The final organigram will have four levels and expandable information about the individual teams. Further down you have the contact details and more options for every project member.

This could be your project organization!


The module Phases & Milestones gives you an overview of your project schedule. The top third visualizes the schedule, the middle third lists all phases and the bottom third all milestones of your project.

A phase basically consists of grouped up work packages. In our case we will start with setting up the first phase: the initiation phase in which all objectives, scope, stakeholders, ressources and more are gathered and defined.

Click on “create new phase”, set the base start and end date, give a quick description of the Phase and delegate the responsibility. A phase can also be tagged as a subphase of another phase.

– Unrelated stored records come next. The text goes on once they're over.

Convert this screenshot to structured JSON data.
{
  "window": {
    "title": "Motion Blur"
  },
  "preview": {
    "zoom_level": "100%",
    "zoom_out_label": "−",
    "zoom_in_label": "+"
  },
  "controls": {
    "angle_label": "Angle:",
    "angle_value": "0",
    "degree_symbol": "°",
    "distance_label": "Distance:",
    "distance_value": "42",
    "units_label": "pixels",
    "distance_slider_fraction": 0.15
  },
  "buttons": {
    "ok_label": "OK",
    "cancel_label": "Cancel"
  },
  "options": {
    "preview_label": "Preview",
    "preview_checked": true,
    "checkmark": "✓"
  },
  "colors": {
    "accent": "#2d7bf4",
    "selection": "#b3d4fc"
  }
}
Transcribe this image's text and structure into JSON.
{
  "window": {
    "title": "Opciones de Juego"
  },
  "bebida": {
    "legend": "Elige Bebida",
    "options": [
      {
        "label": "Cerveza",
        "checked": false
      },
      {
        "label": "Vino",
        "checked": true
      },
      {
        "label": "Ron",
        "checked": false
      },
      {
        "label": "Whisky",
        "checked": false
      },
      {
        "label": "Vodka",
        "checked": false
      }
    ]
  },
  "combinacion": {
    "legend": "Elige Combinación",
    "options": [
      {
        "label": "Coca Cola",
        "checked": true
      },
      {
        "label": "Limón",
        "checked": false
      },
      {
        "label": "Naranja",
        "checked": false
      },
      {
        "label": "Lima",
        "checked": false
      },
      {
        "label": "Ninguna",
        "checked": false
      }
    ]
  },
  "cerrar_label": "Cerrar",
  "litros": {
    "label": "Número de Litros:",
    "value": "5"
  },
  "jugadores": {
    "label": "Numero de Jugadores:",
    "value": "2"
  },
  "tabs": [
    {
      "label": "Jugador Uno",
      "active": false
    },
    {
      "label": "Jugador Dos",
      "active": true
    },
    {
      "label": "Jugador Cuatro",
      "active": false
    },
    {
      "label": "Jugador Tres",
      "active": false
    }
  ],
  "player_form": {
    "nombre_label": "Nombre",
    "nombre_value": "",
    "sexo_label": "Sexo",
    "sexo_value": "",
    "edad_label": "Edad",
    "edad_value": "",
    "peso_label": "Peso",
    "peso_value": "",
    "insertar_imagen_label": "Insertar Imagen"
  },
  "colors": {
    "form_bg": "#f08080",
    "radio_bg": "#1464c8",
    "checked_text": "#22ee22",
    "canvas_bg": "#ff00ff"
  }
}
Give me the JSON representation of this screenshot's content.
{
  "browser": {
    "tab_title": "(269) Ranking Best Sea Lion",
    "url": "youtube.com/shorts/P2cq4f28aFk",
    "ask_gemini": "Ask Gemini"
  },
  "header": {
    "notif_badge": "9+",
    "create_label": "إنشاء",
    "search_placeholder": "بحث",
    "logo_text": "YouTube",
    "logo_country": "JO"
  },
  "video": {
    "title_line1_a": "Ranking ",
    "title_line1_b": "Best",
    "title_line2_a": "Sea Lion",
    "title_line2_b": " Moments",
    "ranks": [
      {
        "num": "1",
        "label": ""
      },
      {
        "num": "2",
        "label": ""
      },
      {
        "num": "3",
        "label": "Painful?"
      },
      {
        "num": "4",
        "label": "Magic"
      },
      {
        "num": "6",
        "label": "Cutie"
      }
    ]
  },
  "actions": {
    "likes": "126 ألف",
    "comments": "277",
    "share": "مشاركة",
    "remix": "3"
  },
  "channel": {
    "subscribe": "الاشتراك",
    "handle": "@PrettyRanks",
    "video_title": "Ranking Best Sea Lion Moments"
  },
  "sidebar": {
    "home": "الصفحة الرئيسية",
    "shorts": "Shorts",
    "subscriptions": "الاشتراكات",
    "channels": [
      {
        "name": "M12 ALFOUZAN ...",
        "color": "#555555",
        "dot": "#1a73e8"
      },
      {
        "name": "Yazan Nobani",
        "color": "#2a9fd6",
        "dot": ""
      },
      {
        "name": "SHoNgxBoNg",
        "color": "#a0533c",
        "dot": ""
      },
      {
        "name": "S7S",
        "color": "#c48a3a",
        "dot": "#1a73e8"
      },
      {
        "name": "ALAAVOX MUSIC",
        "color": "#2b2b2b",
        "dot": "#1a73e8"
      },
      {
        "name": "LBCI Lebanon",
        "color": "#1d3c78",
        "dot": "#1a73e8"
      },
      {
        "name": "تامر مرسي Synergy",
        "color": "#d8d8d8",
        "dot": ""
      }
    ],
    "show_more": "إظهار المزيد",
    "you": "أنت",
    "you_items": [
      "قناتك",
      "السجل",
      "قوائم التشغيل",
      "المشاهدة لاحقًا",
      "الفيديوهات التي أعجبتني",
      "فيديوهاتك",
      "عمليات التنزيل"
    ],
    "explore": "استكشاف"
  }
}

When you click on the phase we just created, you will see that the phase has three different dates. The first one, “BASE”, is set up by the project manager and describes the planned time frame for the phase to take place. The second one, the “FORECAST” is an updated version of the base dates and is calculated when someone edits the phase dates in the phase editor. The last one, the “ACTUAL” dates are automatically calculated. The start date is the date the status of the first task s is changed from “Open” and the Finish date is the date the Task is closed.

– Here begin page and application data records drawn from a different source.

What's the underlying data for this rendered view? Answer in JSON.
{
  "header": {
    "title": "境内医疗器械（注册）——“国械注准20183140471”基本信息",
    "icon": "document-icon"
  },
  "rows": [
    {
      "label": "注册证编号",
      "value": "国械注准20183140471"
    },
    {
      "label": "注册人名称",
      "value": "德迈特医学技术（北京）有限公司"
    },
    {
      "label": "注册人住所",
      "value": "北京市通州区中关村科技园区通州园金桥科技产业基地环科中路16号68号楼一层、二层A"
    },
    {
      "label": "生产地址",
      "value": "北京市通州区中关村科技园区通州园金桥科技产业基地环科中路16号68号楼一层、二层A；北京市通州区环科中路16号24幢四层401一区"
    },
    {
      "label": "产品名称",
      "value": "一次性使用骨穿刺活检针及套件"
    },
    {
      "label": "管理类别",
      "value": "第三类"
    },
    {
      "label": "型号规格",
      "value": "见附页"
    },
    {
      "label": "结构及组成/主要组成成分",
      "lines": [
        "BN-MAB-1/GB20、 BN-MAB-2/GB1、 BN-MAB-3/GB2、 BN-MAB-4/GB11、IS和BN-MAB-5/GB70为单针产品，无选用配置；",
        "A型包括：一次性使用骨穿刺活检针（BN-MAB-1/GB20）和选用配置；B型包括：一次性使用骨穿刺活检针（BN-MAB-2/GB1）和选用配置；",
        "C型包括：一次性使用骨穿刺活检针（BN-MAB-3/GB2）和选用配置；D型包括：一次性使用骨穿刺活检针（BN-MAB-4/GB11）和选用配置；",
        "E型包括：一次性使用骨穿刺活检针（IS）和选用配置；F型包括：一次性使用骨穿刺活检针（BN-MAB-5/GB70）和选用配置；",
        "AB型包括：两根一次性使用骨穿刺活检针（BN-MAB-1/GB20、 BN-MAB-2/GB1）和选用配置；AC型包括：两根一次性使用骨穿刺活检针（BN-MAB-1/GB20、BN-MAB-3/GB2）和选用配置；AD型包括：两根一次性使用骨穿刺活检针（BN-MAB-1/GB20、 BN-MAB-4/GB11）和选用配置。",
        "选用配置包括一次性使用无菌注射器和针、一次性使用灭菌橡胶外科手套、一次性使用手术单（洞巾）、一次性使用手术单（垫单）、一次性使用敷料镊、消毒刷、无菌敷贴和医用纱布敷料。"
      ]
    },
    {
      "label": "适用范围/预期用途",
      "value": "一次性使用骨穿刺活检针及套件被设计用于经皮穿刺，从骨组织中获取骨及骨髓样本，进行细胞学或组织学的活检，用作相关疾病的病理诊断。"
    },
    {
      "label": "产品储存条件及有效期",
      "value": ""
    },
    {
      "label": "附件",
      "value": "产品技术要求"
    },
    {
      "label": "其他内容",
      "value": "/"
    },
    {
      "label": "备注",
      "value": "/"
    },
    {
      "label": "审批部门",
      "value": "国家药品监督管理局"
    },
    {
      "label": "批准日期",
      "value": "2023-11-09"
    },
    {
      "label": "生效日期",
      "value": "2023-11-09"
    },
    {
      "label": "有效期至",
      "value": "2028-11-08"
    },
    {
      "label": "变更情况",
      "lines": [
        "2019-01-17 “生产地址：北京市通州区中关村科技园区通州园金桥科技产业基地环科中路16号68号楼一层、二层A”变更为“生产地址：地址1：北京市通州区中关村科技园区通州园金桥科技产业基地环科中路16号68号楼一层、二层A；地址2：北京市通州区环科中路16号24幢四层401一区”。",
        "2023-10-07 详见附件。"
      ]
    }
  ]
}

A milestone marks a particularly important event in your project. Let’s set up the project Kick-off marking the end of the initiation phase and the start of the planning phase. The setup of a milestone is very similar to the setup of a phase. Put in a name, description, schedule it and link it to a phase. You can also set the milestone as a Key Milestone to highlight it as seen here. (Timeline including a Key-Milestone zeigen)


In the task management module you can keep track, add and edit your tasks. You have different options how to view your tasks

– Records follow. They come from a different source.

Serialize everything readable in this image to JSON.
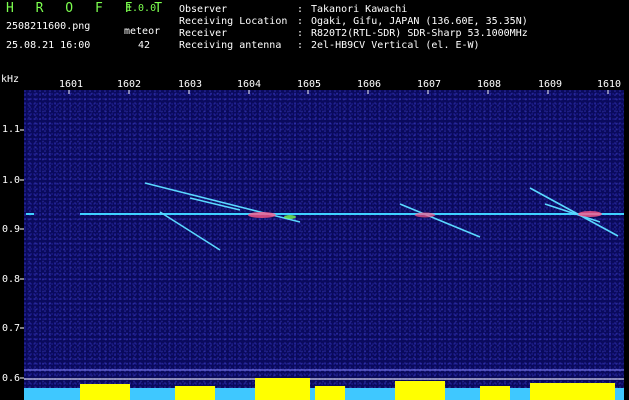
{
  "app": {
    "title": "H R O F F T",
    "version": "1.0.0"
  },
  "file": {
    "name": "2508211600.png",
    "datetime": "25.08.21 16:00"
  },
  "meteor": {
    "label": "meteor",
    "count": "42"
  },
  "info": [
    {
      "key": "Observer",
      "value": "Takanori Kawachi"
    },
    {
      "key": "Receiving Location",
      "value": "Ogaki, Gifu, JAPAN (136.60E, 35.35N)"
    },
    {
      "key": "Receiver",
      "value": "R820T2(RTL-SDR) SDR-Sharp 53.1000MHz"
    },
    {
      "key": "Receiving antenna",
      "value": "2el-HB9CV Vertical (el. E-W)"
    }
  ],
  "axes": {
    "y_unit": "kHz",
    "y_ticks": [
      "1.1",
      "1.0",
      "0.9",
      "0.8",
      "0.7",
      "0.6"
    ],
    "x_ticks": [
      "1601",
      "1602",
      "1603",
      "1604",
      "1605",
      "1606",
      "1607",
      "1608",
      "1609",
      "1610"
    ]
  },
  "colors": {
    "title": "#7CFF4F",
    "background": "#000000",
    "spectrum": "#0a0a5c",
    "carrier": "#3fd0ff",
    "bars_cyan": "#3fc8ff",
    "bars_yellow": "#ffff00"
  }
}
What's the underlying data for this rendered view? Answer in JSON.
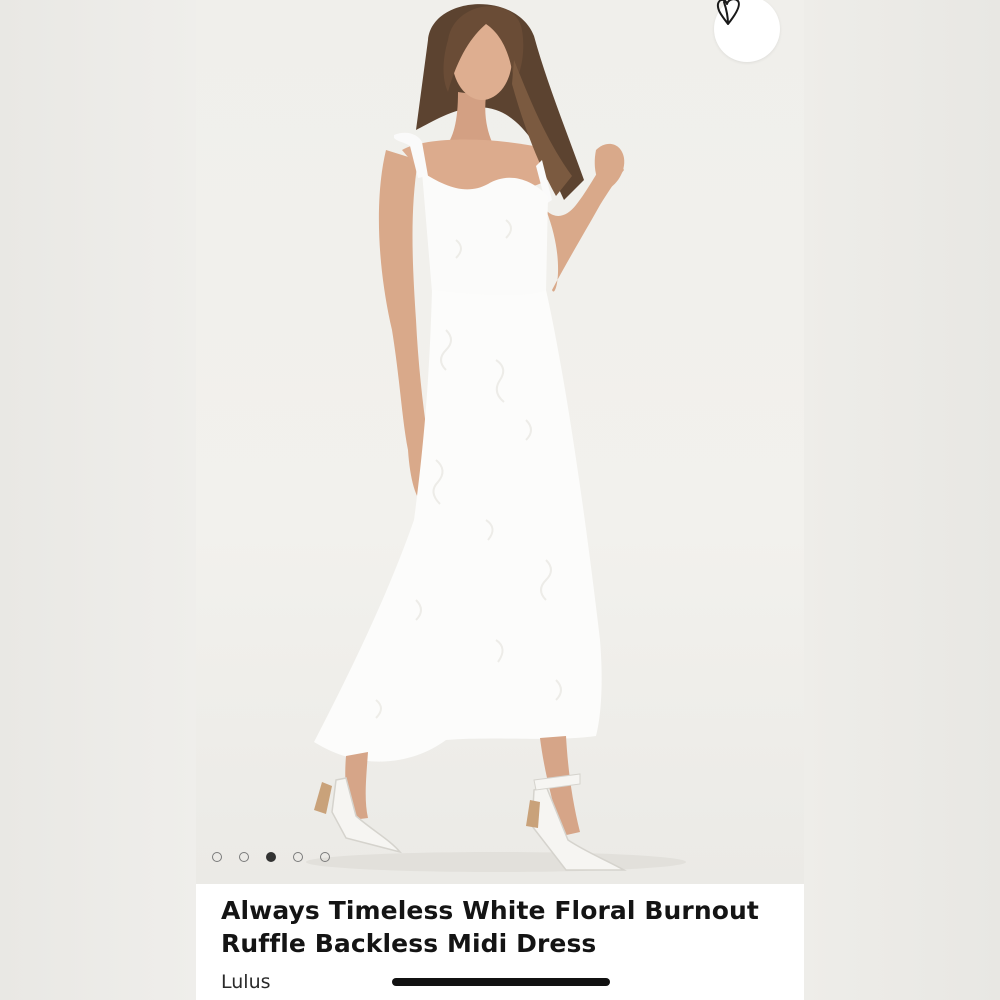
{
  "product": {
    "title_line1": "Always Timeless White Floral Burnout",
    "title_line2": "Ruffle Backless Midi Dress",
    "brand": "Lulus"
  },
  "gallery": {
    "image_count": 5,
    "active_index": 2,
    "image_alt": "Model wearing white floral burnout midi dress with white strappy heels"
  },
  "icons": {
    "favorite": "heart-icon"
  },
  "colors": {
    "dress": "#ffffff",
    "background": "#efeeea",
    "dot_active": "#333333",
    "title_text": "#141414"
  }
}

The creation of the task is similar to the creation of a phase or a milestone, but more detailed. In addition to naming, describing and scheduling, you can also plan the cost of your task and assign multiple roles to your project members. The roles can also easily be allocated in the RASCI module which we will cover in the next video.

The cost planning distincts between internal and external cost as well as operative cost and invest. Click on ‘add internal cost” and set a daily rate, quantity and number of days the resource is required. As for the external cost: click on “add external cost” and choose between OPEX and CAPEX. Furthermore, you can assign subtasks to the main tasks to structure your work more easily. Files can be attached now or at any other time during your project, so you can keep all the necessary information in one place.


This concludes Part II. For the other parts of this series as well as a brief description, check out the links below.

In our next part we will cover the project contract, a framework agreement between the project sponsor and the project manager in which scope, deliverables, resources, timeframes and more are set. We will also explain the following modules and how they interact with the Task Management-module:

  • Project Contract
  • Gantt chart
  • WBS

The Series


Share CAMPR with your associates, coworkers, friends, family or pets, so they can try our beta!

Create your own project and invite your coworkers or friends to join or simply check out one of our preset projects representing three different project sizes:

  • the company anniversary, a small scale project only lasting about two weeks
  • the machine relocation, the medium sized project involving more project members and a wider variety of functions
  • the “welcome to CAMPR”-project, illustrating the use of a PMI structure in your project.

If you find anything you would like to add, improve, simply doesn’t work the way it is supposed to be or have a general feedback for us, you can simply share it in our feedback section. We are also open to your suggestions on new features or even new modules that would fit into your project management realm!

Find out more on https://www.campr.biz and check out our other channels

Twitter: https://twitter.com/campr_pm

LinkedIn: https://www.linkedin.com/company/campr-pm/

IndieHackers: https://www.indiehackers.com/product/campr